Information: Begin
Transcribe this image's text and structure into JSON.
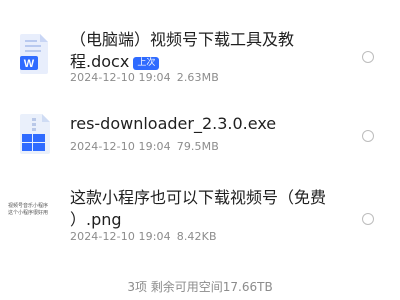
{
  "files": [
    {
      "icon": "word-doc-icon",
      "name_line1": "（电脑端）视频号下载工具及教",
      "name_line2": "程.docx",
      "badge": "上次",
      "date": "2024-12-10 19:04",
      "size": "2.63MB"
    },
    {
      "icon": "archive-exe-icon",
      "name_line1": "res-downloader_2.3.0.exe",
      "date": "2024-12-10 19:04",
      "size": "79.5MB"
    },
    {
      "icon": "image-thumbnail-icon",
      "name_line1": "这款小程序也可以下载视频号（免费",
      "name_line2": "）.png",
      "date": "2024-12-10 19:04",
      "size": "8.42KB",
      "thumb_text_1": "视频号音乐小程序",
      "thumb_text_2": "这个小程序很好用"
    }
  ],
  "footer": "3项  剩余可用空间17.66TB",
  "colors": {
    "accent": "#2f6bff",
    "text": "#1f1f1f",
    "meta": "#8c8c8c"
  }
}
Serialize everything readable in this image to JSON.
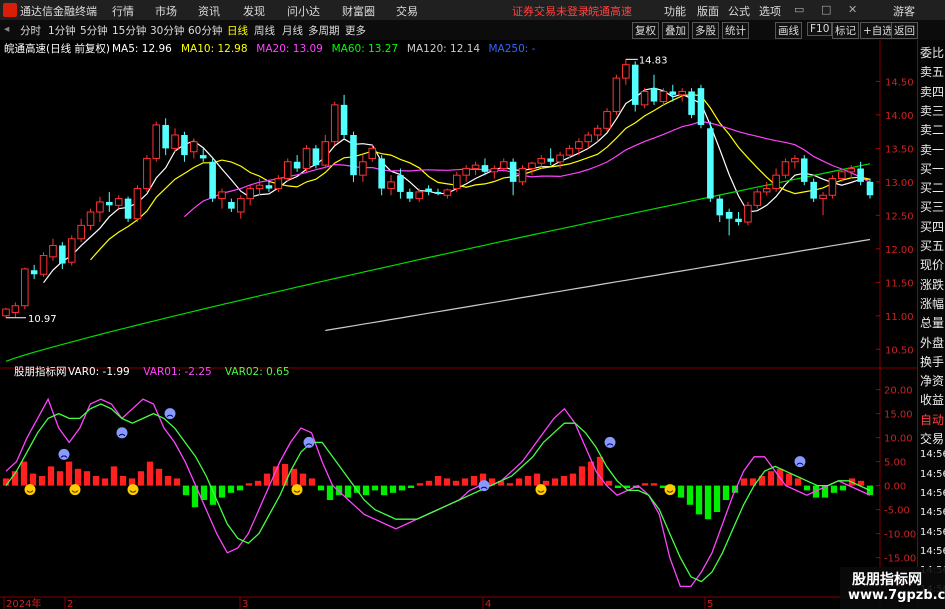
{
  "app": {
    "title": "通达信金融终端",
    "login_status": "证券交易未登录",
    "current_stock": "皖通高速",
    "guest_label": "游客"
  },
  "main_menu": [
    "行情",
    "市场",
    "资讯",
    "发现",
    "问小达",
    "财富圈",
    "交易"
  ],
  "right_menu": [
    "功能",
    "版面",
    "公式",
    "选项"
  ],
  "periods": [
    "分时",
    "1分钟",
    "5分钟",
    "15分钟",
    "30分钟",
    "60分钟",
    "日线",
    "周线",
    "月线",
    "多周期",
    "更多"
  ],
  "active_period": "日线",
  "toolbar_buttons": [
    "复权",
    "叠加",
    "多股",
    "统计",
    "画线",
    "F10",
    "标记",
    "+自选",
    "返回"
  ],
  "main_legend": {
    "prefix": "皖通高速(日线 前复权)",
    "items": [
      {
        "label": "MA5: 12.96",
        "color": "#ffffff"
      },
      {
        "label": "MA10: 12.98",
        "color": "#ffff00"
      },
      {
        "label": "MA20: 13.09",
        "color": "#ff44ff"
      },
      {
        "label": "MA60: 13.27",
        "color": "#00ff00"
      },
      {
        "label": "MA120: 12.14",
        "color": "#cccccc"
      },
      {
        "label": "MA250: -",
        "color": "#3366ff"
      }
    ]
  },
  "sub_legend": {
    "prefix": "股朋指标网",
    "items": [
      {
        "label": "VAR0: -1.99",
        "color": "#ffffff"
      },
      {
        "label": "VAR01: -2.25",
        "color": "#ff44ff"
      },
      {
        "label": "VAR02: 0.65",
        "color": "#44ff44"
      }
    ]
  },
  "side_panel": [
    "委比",
    "卖五",
    "卖四",
    "卖三",
    "卖二",
    "卖一",
    "买一",
    "买二",
    "买三",
    "买四",
    "买五",
    "现价",
    "涨跌",
    "涨幅",
    "总量",
    "外盘",
    "换手",
    "净资",
    "收益",
    "自动",
    "交易",
    "14:56",
    "14:56",
    "14:56",
    "14:56",
    "14:56",
    "14:56",
    "14:56",
    "14:56"
  ],
  "watermark": {
    "line1": "股朋指标网",
    "line2": "www.7gpzb.com"
  },
  "chart_data": [
    {
      "type": "candlestick",
      "title": "皖通高速(日线 前复权)",
      "y_ticks": [
        10.5,
        11.0,
        11.5,
        12.0,
        12.5,
        13.0,
        13.5,
        14.0,
        14.5
      ],
      "ylim": [
        10.25,
        14.85
      ],
      "x_labels": [
        "2024年",
        "2",
        "3",
        "4",
        "5"
      ],
      "annotations": [
        {
          "label": "10.97",
          "kind": "low"
        },
        {
          "label": "14.83",
          "kind": "high"
        }
      ],
      "candles": [
        {
          "o": 11.0,
          "h": 11.12,
          "l": 10.97,
          "c": 11.1
        },
        {
          "o": 11.05,
          "h": 11.2,
          "l": 10.98,
          "c": 11.15
        },
        {
          "o": 11.15,
          "h": 11.72,
          "l": 11.1,
          "c": 11.7
        },
        {
          "o": 11.68,
          "h": 11.76,
          "l": 11.55,
          "c": 11.62
        },
        {
          "o": 11.62,
          "h": 11.95,
          "l": 11.58,
          "c": 11.9
        },
        {
          "o": 11.88,
          "h": 12.15,
          "l": 11.82,
          "c": 12.05
        },
        {
          "o": 12.05,
          "h": 12.1,
          "l": 11.7,
          "c": 11.78
        },
        {
          "o": 11.8,
          "h": 12.2,
          "l": 11.75,
          "c": 12.15
        },
        {
          "o": 12.15,
          "h": 12.45,
          "l": 12.1,
          "c": 12.35
        },
        {
          "o": 12.35,
          "h": 12.6,
          "l": 12.28,
          "c": 12.55
        },
        {
          "o": 12.55,
          "h": 12.78,
          "l": 12.4,
          "c": 12.7
        },
        {
          "o": 12.7,
          "h": 12.85,
          "l": 12.55,
          "c": 12.65
        },
        {
          "o": 12.65,
          "h": 12.8,
          "l": 12.6,
          "c": 12.75
        },
        {
          "o": 12.75,
          "h": 12.78,
          "l": 12.4,
          "c": 12.45
        },
        {
          "o": 12.45,
          "h": 12.95,
          "l": 12.4,
          "c": 12.9
        },
        {
          "o": 12.9,
          "h": 13.4,
          "l": 12.85,
          "c": 13.35
        },
        {
          "o": 13.35,
          "h": 13.9,
          "l": 13.3,
          "c": 13.85
        },
        {
          "o": 13.85,
          "h": 13.95,
          "l": 13.4,
          "c": 13.5
        },
        {
          "o": 13.5,
          "h": 13.8,
          "l": 13.45,
          "c": 13.7
        },
        {
          "o": 13.7,
          "h": 13.75,
          "l": 13.3,
          "c": 13.4
        },
        {
          "o": 13.45,
          "h": 13.65,
          "l": 13.35,
          "c": 13.6
        },
        {
          "o": 13.4,
          "h": 13.5,
          "l": 13.3,
          "c": 13.35
        },
        {
          "o": 13.3,
          "h": 13.35,
          "l": 12.7,
          "c": 12.75
        },
        {
          "o": 12.75,
          "h": 12.9,
          "l": 12.6,
          "c": 12.85
        },
        {
          "o": 12.7,
          "h": 12.75,
          "l": 12.55,
          "c": 12.6
        },
        {
          "o": 12.55,
          "h": 12.8,
          "l": 12.45,
          "c": 12.75
        },
        {
          "o": 12.75,
          "h": 12.95,
          "l": 12.65,
          "c": 12.9
        },
        {
          "o": 12.9,
          "h": 13.05,
          "l": 12.8,
          "c": 12.95
        },
        {
          "o": 12.95,
          "h": 13.0,
          "l": 12.85,
          "c": 12.9
        },
        {
          "o": 12.9,
          "h": 13.1,
          "l": 12.85,
          "c": 13.05
        },
        {
          "o": 13.05,
          "h": 13.35,
          "l": 13.0,
          "c": 13.3
        },
        {
          "o": 13.3,
          "h": 13.4,
          "l": 13.15,
          "c": 13.2
        },
        {
          "o": 13.2,
          "h": 13.55,
          "l": 13.15,
          "c": 13.5
        },
        {
          "o": 13.5,
          "h": 13.55,
          "l": 13.2,
          "c": 13.25
        },
        {
          "o": 13.25,
          "h": 13.7,
          "l": 13.2,
          "c": 13.6
        },
        {
          "o": 13.6,
          "h": 14.2,
          "l": 13.55,
          "c": 14.15
        },
        {
          "o": 14.15,
          "h": 14.3,
          "l": 13.65,
          "c": 13.7
        },
        {
          "o": 13.7,
          "h": 13.75,
          "l": 13.0,
          "c": 13.1
        },
        {
          "o": 13.1,
          "h": 13.4,
          "l": 13.0,
          "c": 13.3
        },
        {
          "o": 13.35,
          "h": 13.55,
          "l": 13.3,
          "c": 13.5
        },
        {
          "o": 13.35,
          "h": 13.4,
          "l": 12.8,
          "c": 12.9
        },
        {
          "o": 12.9,
          "h": 13.1,
          "l": 12.8,
          "c": 13.0
        },
        {
          "o": 13.1,
          "h": 13.2,
          "l": 12.75,
          "c": 12.85
        },
        {
          "o": 12.85,
          "h": 12.9,
          "l": 12.7,
          "c": 12.75
        },
        {
          "o": 12.75,
          "h": 12.9,
          "l": 12.7,
          "c": 12.85
        },
        {
          "o": 12.9,
          "h": 12.95,
          "l": 12.8,
          "c": 12.85
        },
        {
          "o": 12.85,
          "h": 12.9,
          "l": 12.8,
          "c": 12.82
        },
        {
          "o": 12.8,
          "h": 12.9,
          "l": 12.75,
          "c": 12.88
        },
        {
          "o": 12.9,
          "h": 13.15,
          "l": 12.85,
          "c": 13.1
        },
        {
          "o": 13.1,
          "h": 13.25,
          "l": 13.0,
          "c": 13.2
        },
        {
          "o": 13.2,
          "h": 13.3,
          "l": 13.1,
          "c": 13.25
        },
        {
          "o": 13.25,
          "h": 13.35,
          "l": 13.1,
          "c": 13.15
        },
        {
          "o": 13.15,
          "h": 13.25,
          "l": 13.05,
          "c": 13.2
        },
        {
          "o": 13.2,
          "h": 13.35,
          "l": 13.15,
          "c": 13.3
        },
        {
          "o": 13.3,
          "h": 13.35,
          "l": 12.8,
          "c": 13.0
        },
        {
          "o": 13.0,
          "h": 13.25,
          "l": 12.95,
          "c": 13.2
        },
        {
          "o": 13.2,
          "h": 13.3,
          "l": 13.1,
          "c": 13.28
        },
        {
          "o": 13.28,
          "h": 13.4,
          "l": 13.2,
          "c": 13.35
        },
        {
          "o": 13.35,
          "h": 13.5,
          "l": 13.25,
          "c": 13.3
        },
        {
          "o": 13.3,
          "h": 13.45,
          "l": 13.2,
          "c": 13.4
        },
        {
          "o": 13.4,
          "h": 13.55,
          "l": 13.35,
          "c": 13.5
        },
        {
          "o": 13.5,
          "h": 13.65,
          "l": 13.4,
          "c": 13.6
        },
        {
          "o": 13.6,
          "h": 13.75,
          "l": 13.5,
          "c": 13.7
        },
        {
          "o": 13.7,
          "h": 13.85,
          "l": 13.6,
          "c": 13.8
        },
        {
          "o": 13.8,
          "h": 14.1,
          "l": 13.75,
          "c": 14.05
        },
        {
          "o": 14.05,
          "h": 14.6,
          "l": 14.0,
          "c": 14.55
        },
        {
          "o": 14.55,
          "h": 14.83,
          "l": 14.45,
          "c": 14.75
        },
        {
          "o": 14.75,
          "h": 14.8,
          "l": 14.05,
          "c": 14.15
        },
        {
          "o": 14.15,
          "h": 14.4,
          "l": 14.1,
          "c": 14.35
        },
        {
          "o": 14.4,
          "h": 14.6,
          "l": 14.15,
          "c": 14.2
        },
        {
          "o": 14.2,
          "h": 14.4,
          "l": 14.15,
          "c": 14.35
        },
        {
          "o": 14.35,
          "h": 14.45,
          "l": 14.2,
          "c": 14.3
        },
        {
          "o": 14.3,
          "h": 14.4,
          "l": 14.2,
          "c": 14.35
        },
        {
          "o": 14.35,
          "h": 14.4,
          "l": 13.95,
          "c": 14.0
        },
        {
          "o": 14.4,
          "h": 14.45,
          "l": 13.8,
          "c": 13.85
        },
        {
          "o": 13.8,
          "h": 13.9,
          "l": 12.7,
          "c": 12.75
        },
        {
          "o": 12.75,
          "h": 12.8,
          "l": 12.4,
          "c": 12.5
        },
        {
          "o": 12.55,
          "h": 12.6,
          "l": 12.2,
          "c": 12.45
        },
        {
          "o": 12.45,
          "h": 12.55,
          "l": 12.35,
          "c": 12.4
        },
        {
          "o": 12.4,
          "h": 12.7,
          "l": 12.35,
          "c": 12.65
        },
        {
          "o": 12.65,
          "h": 12.9,
          "l": 12.6,
          "c": 12.85
        },
        {
          "o": 12.85,
          "h": 13.0,
          "l": 12.8,
          "c": 12.9
        },
        {
          "o": 12.9,
          "h": 13.2,
          "l": 12.85,
          "c": 13.1
        },
        {
          "o": 13.1,
          "h": 13.35,
          "l": 13.05,
          "c": 13.3
        },
        {
          "o": 13.3,
          "h": 13.4,
          "l": 13.2,
          "c": 13.35
        },
        {
          "o": 13.35,
          "h": 13.4,
          "l": 12.95,
          "c": 13.0
        },
        {
          "o": 13.0,
          "h": 13.05,
          "l": 12.7,
          "c": 12.75
        },
        {
          "o": 12.75,
          "h": 12.85,
          "l": 12.5,
          "c": 12.8
        },
        {
          "o": 12.8,
          "h": 13.1,
          "l": 12.75,
          "c": 13.05
        },
        {
          "o": 13.05,
          "h": 13.2,
          "l": 13.0,
          "c": 13.15
        },
        {
          "o": 13.15,
          "h": 13.25,
          "l": 13.05,
          "c": 13.2
        },
        {
          "o": 13.2,
          "h": 13.3,
          "l": 12.95,
          "c": 13.0
        },
        {
          "o": 13.0,
          "h": 13.05,
          "l": 12.75,
          "c": 12.8
        }
      ]
    },
    {
      "type": "line+bar",
      "title": "股朋指标网",
      "y_ticks": [
        -20.0,
        -15.0,
        -10.0,
        -5.0,
        0.0,
        5.0,
        10.0,
        15.0,
        20.0
      ],
      "ylim": [
        -23,
        22
      ],
      "series": [
        {
          "name": "VAR0",
          "kind": "bar",
          "values": [
            1.5,
            3,
            5,
            2.5,
            2,
            4,
            3,
            5,
            3.5,
            3,
            2,
            1.5,
            4,
            2,
            1.5,
            3,
            5,
            3.5,
            2,
            1.5,
            -2,
            -4.5,
            -3,
            -4,
            -2.5,
            -1.5,
            -1,
            0.5,
            1,
            2.5,
            4,
            4.5,
            3.5,
            2.5,
            1.5,
            -1,
            -3,
            -2,
            -2.5,
            -1.5,
            -2,
            -1,
            -2,
            -1.5,
            -1,
            -0.5,
            0.5,
            1,
            2,
            1.5,
            1,
            1.5,
            2,
            2.5,
            1.5,
            1,
            0.5,
            1.5,
            2,
            2.5,
            1,
            1.5,
            2,
            2.5,
            4,
            5,
            6,
            1,
            -0.5,
            -0.5,
            -0.5,
            0.5,
            0.5,
            -0.5,
            -1,
            -2.5,
            -4,
            -6,
            -7,
            -5.5,
            -3,
            -1.5,
            1.5,
            1.5,
            2,
            3,
            3.5,
            2.5,
            1.5,
            -1,
            -2.5,
            -2.5,
            -1.5,
            -1,
            1.5,
            1,
            -2
          ]
        },
        {
          "name": "VAR01",
          "kind": "line",
          "values": [
            3,
            5,
            10,
            14,
            18,
            12,
            9,
            12,
            17,
            18,
            17,
            14,
            16,
            18,
            17,
            12,
            9,
            5,
            0,
            -5,
            -10,
            -14,
            -13,
            -10,
            -5,
            0,
            5,
            9,
            12,
            11,
            5,
            0,
            -2,
            -4,
            -6,
            -7,
            -8,
            -9,
            -8,
            -7,
            -6,
            -5,
            -4,
            -3,
            -1,
            0,
            0,
            1,
            3,
            5,
            8,
            11,
            14,
            16,
            13,
            8,
            3,
            0,
            -2,
            -1,
            0,
            -2,
            -6,
            -15,
            -21,
            -21,
            -18,
            -14,
            -8,
            -2,
            3,
            6,
            6,
            3,
            0,
            -1,
            -2,
            -1,
            0,
            1,
            0,
            -1,
            -2
          ]
        },
        {
          "name": "VAR02",
          "kind": "line",
          "values": [
            0,
            3,
            7,
            11,
            14,
            15,
            14,
            14,
            16,
            17,
            16,
            14,
            13,
            14,
            15,
            14,
            12,
            9,
            6,
            2,
            -3,
            -8,
            -11,
            -12,
            -10,
            -6,
            -2,
            3,
            7,
            9,
            9,
            6,
            3,
            0,
            -3,
            -5,
            -6,
            -7,
            -7,
            -7,
            -6,
            -5,
            -4,
            -3,
            -2,
            -1,
            0,
            1,
            2,
            4,
            6,
            9,
            11,
            13,
            13,
            11,
            8,
            4,
            1,
            -1,
            -1,
            -2,
            -5,
            -10,
            -15,
            -19,
            -20,
            -18,
            -14,
            -9,
            -4,
            0,
            3,
            4,
            3,
            2,
            1,
            0,
            0,
            1,
            1,
            0,
            -1
          ]
        }
      ],
      "markers": [
        {
          "kind": "smile",
          "count": 8
        },
        {
          "kind": "frown",
          "count": 7
        }
      ]
    }
  ]
}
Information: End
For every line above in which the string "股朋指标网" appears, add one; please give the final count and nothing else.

Exercise answer: 3